Problem description: Each line of the material holding the word "with" must be identified and copied.

Start of Dataset records

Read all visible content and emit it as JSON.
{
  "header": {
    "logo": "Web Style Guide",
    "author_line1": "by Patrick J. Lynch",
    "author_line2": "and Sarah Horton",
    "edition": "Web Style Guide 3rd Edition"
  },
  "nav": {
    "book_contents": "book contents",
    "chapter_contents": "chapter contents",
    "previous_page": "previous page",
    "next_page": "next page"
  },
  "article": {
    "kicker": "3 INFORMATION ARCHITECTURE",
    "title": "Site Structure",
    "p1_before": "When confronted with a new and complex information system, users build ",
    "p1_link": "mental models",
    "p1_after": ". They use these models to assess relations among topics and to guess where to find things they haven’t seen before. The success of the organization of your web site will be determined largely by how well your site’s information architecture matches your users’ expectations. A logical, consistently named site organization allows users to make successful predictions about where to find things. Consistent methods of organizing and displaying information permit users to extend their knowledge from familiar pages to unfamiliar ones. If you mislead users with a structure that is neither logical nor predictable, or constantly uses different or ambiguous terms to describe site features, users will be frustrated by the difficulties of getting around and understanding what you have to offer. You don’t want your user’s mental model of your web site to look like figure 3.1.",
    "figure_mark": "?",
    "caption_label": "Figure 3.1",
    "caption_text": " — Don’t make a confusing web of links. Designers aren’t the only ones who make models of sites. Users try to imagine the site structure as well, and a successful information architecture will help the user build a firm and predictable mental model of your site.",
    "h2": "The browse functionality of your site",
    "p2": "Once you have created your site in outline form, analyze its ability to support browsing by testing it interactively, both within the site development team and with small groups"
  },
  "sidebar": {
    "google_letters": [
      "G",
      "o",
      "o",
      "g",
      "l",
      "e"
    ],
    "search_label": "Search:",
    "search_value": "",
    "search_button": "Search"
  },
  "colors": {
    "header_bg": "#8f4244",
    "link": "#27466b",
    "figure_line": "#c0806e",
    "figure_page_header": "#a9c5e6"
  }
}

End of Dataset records

Your response:
    "p1_before": "When confronted with a new and complex information system, users build ",
    "p1_after": ". They use these models to assess relations among topics and to guess where to find things they haven’t seen before. The success of the organization of your web site will be determined largely by how well your site’s information architecture matches your users’ expectations. A logical, consistently named site organization allows users to make successful predictions about where to find things. Consistent methods of organizing and displaying information permit users to extend their knowledge from familiar pages to unfamiliar ones. If you mislead users with a structure that is neither logical nor predictable, or constantly uses different or ambiguous terms to describe site features, users will be frustrated by the difficulties of getting around and understanding what you have to offer. You don’t want your user’s mental model of your web site to look like figure 3.1.",
    "p2": "Once you have created your site in outline form, analyze its ability to support browsing by testing it interactively, both within the site development team and with small groups"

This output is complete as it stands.